Next thing was that the step response took about 5 seconds to settle, so when I touched a board, it kept sending its node_id for the next 5 seconds. To solve this issue, I added a step_response_delay. So now the board senses a difference in the step response, serial pins become output pins, send data, turn leds on and the blinky counter goes off, then wait for 5 seconds, and the serial pins become input pins again.
This is the old code that I had developed in the weekly assignments.
This is the refined final code.
This is the code I developed throughtout the weekly assignments. It didn't successfully read serial data but the user interface worked fine.
Thisis the latest version of the code.
By looking at Neil's term.py code, I was able to read node_id of the board from the serial board and then map that to a page corresponding to the region of the brain that the board is in. The only problem with the current code is that the welcome page pops up, but the other pages aren't released until the serial communication ends. I though this was because of either time.sleep() or parent.after_idle() in the idle method. I tried removing them and moving them to other parts of the code, but couldn't get it working. Something to debug in the next developments.
Putting it all together
Putthign it all together was not so easy. When I was casting, I broked the bus header of one of the boards, becuase the board was too big, the opening of the mold was too small and I inserted too much pressure on the board. In the interest of time and (and sleep), I decided to not remake that board.
Casting all the pieces wasn't that easy either, especially becuase they didn't cured well. I also didn't leave enough wire length for one the piece, so I couldn't move the piece to its actual location.

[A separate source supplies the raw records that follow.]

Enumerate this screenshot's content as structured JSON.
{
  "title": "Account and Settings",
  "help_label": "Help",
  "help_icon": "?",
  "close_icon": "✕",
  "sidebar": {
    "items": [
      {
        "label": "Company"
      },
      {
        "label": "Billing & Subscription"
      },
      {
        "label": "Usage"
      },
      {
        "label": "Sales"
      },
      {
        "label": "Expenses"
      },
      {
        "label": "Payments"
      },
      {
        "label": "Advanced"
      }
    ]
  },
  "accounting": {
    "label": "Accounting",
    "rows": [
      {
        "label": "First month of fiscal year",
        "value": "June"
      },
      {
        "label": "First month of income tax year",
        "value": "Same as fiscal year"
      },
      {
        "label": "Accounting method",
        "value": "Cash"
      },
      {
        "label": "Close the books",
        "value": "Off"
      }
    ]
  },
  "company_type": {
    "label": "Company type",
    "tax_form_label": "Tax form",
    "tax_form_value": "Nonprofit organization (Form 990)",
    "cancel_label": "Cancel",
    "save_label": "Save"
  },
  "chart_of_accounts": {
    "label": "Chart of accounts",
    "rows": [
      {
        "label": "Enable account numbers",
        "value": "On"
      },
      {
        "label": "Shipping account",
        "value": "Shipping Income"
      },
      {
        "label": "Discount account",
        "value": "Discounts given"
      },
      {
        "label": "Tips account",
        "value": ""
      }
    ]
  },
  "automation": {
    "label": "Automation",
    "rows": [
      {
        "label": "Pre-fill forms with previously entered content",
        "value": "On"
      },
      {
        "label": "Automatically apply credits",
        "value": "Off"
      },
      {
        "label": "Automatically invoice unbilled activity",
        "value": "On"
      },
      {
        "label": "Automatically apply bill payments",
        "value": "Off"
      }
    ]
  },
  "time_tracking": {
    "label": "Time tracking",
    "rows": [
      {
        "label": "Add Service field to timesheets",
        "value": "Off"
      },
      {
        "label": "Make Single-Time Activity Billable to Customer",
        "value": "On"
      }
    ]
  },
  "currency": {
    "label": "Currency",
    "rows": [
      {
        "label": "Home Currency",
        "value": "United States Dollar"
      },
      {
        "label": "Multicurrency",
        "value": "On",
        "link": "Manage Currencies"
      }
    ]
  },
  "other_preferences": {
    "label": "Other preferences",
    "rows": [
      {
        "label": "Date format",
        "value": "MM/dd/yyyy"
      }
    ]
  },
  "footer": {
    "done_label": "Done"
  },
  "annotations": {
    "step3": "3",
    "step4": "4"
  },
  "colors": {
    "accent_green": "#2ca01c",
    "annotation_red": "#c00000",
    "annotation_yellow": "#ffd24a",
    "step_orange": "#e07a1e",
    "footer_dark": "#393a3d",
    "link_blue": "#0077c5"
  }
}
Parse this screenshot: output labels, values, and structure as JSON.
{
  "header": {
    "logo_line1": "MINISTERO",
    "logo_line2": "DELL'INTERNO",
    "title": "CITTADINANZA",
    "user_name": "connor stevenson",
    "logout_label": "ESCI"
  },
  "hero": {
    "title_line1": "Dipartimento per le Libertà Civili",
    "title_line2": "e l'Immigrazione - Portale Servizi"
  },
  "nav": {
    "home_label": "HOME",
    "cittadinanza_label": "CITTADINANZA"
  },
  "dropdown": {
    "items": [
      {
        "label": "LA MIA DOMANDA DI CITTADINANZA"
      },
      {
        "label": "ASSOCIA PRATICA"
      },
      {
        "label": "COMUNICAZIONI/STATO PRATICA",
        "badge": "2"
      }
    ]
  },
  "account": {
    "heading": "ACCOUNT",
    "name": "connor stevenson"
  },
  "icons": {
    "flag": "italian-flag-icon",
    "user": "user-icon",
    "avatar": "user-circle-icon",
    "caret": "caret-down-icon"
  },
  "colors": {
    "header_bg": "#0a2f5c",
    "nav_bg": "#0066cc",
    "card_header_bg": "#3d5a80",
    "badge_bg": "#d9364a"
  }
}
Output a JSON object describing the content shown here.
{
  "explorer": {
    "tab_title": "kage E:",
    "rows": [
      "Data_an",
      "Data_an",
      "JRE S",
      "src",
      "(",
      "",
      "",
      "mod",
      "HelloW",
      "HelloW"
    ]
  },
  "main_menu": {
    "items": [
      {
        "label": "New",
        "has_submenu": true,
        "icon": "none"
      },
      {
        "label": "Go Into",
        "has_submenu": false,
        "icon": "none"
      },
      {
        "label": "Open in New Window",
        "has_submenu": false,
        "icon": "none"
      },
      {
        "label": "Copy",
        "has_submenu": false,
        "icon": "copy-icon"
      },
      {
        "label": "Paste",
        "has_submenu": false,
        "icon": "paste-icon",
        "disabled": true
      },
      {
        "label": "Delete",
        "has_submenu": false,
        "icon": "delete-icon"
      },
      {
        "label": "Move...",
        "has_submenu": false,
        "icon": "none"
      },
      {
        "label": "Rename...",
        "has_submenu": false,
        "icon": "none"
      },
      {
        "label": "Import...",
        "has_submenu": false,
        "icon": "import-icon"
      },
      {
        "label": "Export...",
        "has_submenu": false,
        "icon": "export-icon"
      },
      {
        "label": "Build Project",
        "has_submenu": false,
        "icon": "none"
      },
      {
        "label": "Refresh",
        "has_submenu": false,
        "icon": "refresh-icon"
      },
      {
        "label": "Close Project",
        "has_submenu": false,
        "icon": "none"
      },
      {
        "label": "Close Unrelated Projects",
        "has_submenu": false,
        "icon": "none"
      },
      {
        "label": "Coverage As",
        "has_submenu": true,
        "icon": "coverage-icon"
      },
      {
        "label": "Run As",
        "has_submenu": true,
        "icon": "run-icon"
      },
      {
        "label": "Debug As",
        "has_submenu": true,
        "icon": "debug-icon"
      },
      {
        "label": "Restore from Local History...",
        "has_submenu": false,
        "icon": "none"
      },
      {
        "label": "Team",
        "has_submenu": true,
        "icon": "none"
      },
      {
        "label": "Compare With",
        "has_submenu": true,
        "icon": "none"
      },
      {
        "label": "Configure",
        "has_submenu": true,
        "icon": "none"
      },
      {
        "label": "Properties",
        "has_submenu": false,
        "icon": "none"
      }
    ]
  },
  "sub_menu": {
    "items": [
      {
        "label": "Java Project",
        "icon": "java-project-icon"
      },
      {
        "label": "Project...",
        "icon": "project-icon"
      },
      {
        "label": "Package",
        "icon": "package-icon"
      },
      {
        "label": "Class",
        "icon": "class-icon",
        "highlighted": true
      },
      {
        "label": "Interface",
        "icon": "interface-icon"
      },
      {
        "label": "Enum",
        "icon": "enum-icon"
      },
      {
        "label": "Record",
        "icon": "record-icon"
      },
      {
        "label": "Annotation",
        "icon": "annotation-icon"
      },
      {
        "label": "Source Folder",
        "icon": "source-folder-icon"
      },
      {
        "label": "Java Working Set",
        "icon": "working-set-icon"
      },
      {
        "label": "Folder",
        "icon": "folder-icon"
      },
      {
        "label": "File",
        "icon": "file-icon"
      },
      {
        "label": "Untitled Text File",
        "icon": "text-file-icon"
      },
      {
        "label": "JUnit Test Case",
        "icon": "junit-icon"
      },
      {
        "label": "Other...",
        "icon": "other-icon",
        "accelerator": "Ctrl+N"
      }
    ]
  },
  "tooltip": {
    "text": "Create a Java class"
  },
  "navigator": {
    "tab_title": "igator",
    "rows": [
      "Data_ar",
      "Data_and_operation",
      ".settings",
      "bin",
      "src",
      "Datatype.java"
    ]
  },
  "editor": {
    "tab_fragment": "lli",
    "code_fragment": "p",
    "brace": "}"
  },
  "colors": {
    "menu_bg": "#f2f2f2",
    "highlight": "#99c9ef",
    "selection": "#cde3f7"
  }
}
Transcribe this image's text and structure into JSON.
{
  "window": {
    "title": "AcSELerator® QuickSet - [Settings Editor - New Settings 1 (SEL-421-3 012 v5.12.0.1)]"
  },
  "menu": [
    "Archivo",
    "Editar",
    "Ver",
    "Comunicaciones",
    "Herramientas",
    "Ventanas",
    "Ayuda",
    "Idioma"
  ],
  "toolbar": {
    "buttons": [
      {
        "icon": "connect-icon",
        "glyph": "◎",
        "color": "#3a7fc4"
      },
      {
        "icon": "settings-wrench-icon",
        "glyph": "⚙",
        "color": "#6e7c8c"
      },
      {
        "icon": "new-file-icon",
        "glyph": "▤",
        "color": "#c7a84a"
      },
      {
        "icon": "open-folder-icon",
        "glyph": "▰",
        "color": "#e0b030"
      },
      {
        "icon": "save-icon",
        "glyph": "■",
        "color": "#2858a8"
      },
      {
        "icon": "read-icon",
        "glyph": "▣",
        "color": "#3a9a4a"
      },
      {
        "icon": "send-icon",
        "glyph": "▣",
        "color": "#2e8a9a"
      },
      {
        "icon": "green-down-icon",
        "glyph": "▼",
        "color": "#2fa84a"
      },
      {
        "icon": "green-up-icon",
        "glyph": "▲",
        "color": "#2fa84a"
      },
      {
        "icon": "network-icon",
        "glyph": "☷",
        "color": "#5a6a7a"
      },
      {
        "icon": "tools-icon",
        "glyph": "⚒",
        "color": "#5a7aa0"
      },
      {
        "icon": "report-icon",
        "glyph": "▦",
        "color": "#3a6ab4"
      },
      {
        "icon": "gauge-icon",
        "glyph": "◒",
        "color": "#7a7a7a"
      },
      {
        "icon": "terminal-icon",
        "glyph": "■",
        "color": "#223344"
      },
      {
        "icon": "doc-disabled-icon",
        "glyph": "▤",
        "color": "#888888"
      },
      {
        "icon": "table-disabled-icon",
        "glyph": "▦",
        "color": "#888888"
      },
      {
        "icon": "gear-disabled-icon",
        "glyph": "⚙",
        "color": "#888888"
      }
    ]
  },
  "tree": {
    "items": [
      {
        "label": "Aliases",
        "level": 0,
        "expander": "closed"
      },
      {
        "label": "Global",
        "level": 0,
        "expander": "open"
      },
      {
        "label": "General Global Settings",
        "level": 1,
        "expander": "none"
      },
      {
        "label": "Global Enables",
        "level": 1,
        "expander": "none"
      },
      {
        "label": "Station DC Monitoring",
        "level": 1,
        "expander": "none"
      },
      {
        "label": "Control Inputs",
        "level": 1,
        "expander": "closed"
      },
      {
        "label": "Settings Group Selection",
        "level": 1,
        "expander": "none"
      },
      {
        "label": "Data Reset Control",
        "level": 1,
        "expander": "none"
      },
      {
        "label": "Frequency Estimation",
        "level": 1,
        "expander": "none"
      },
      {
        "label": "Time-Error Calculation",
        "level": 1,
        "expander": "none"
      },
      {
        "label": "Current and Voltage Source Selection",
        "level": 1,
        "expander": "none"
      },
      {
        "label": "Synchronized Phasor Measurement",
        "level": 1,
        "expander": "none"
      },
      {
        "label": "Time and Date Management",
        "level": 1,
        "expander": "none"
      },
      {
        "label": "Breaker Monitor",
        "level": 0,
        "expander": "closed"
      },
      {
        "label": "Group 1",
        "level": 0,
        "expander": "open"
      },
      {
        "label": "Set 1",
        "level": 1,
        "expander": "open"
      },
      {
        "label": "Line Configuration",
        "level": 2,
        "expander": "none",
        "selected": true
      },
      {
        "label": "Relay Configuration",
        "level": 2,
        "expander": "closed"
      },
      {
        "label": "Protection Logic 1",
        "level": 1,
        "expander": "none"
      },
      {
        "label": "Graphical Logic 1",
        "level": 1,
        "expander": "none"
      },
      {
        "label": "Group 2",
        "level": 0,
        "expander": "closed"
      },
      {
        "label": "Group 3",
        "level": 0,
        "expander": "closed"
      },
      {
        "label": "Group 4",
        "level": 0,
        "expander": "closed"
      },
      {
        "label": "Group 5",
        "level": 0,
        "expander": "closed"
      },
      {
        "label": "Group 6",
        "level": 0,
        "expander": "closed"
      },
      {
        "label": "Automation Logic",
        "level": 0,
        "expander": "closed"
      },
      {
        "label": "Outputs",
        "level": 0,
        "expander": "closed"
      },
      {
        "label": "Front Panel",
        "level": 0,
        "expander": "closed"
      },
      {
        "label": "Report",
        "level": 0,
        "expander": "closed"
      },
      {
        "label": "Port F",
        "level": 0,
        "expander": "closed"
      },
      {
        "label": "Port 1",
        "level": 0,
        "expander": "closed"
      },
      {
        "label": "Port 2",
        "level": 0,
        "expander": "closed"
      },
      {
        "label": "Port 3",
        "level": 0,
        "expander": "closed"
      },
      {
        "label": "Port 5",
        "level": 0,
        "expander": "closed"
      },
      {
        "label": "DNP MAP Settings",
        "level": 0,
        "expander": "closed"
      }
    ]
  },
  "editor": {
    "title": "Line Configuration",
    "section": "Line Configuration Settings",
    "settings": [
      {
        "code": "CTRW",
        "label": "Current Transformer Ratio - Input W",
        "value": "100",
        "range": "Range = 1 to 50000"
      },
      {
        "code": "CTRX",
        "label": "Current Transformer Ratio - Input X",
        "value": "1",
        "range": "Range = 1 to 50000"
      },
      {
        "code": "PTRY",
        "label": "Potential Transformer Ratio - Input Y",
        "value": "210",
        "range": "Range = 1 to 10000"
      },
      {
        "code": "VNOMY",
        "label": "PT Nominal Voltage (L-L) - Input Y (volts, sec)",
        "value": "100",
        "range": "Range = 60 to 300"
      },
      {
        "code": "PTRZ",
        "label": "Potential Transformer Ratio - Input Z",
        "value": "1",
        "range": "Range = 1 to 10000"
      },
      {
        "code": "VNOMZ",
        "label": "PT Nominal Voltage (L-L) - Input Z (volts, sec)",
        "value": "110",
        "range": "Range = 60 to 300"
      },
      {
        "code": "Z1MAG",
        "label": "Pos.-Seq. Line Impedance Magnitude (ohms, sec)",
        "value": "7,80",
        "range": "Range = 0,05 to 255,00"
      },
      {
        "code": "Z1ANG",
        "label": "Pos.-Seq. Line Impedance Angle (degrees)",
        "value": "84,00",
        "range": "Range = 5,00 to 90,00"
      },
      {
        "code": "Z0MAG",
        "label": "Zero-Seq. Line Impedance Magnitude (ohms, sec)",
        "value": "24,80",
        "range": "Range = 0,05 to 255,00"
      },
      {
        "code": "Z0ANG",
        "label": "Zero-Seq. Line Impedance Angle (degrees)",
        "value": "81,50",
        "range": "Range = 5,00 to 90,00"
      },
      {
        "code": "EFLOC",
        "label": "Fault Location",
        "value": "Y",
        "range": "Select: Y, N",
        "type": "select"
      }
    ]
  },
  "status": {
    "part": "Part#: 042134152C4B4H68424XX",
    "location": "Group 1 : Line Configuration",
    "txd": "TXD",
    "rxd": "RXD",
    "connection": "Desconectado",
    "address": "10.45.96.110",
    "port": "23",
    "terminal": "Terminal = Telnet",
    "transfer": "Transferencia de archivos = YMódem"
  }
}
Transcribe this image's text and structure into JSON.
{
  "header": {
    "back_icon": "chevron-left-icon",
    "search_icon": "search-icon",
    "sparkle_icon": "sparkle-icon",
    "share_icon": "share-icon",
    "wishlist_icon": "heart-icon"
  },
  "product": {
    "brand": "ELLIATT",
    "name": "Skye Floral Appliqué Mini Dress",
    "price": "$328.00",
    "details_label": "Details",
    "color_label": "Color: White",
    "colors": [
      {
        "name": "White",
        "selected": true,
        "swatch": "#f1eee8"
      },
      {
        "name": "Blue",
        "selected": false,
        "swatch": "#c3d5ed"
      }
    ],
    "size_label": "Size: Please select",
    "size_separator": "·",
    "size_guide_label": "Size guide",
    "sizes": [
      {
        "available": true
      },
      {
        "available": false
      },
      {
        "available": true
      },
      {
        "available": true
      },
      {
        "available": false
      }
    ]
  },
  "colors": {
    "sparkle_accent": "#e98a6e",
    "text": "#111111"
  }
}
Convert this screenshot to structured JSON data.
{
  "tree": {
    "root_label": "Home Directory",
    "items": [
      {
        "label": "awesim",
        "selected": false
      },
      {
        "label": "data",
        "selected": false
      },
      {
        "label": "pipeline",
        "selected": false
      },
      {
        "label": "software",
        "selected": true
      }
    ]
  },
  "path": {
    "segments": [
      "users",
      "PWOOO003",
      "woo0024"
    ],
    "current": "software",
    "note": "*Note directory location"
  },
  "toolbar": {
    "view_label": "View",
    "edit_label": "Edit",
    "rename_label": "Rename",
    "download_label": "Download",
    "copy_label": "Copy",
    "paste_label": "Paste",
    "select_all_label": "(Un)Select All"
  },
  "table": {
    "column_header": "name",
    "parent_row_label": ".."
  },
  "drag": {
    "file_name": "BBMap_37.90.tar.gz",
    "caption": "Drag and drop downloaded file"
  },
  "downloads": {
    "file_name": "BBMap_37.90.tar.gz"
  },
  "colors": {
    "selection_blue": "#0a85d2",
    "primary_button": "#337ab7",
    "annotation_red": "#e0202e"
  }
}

Nonetheless, it worked almost perfectly! Each part responded to a touch by lighting up and sending its node_id to the computer with very little error.
At the end, I tried to put the pieces together by adding some moldstar between the surfaces, but the wires and the fact that the material wasn't cured made it difficult. It also seemed to made the step response more error prone than before. I 3d printed a simple box with an opening for the wires to hold brain. After all, I'm happy with the brain I made!
Bill of materials
- 3D printing model material: ~8 inch^3
- 3D printng support material: ~2 inch^3
- Moldstar 20T: 1.5 lbs for $30
- OOMOO 25: 4 lbs for $50
- 5 successful printed circuit boards and 3 failed boards.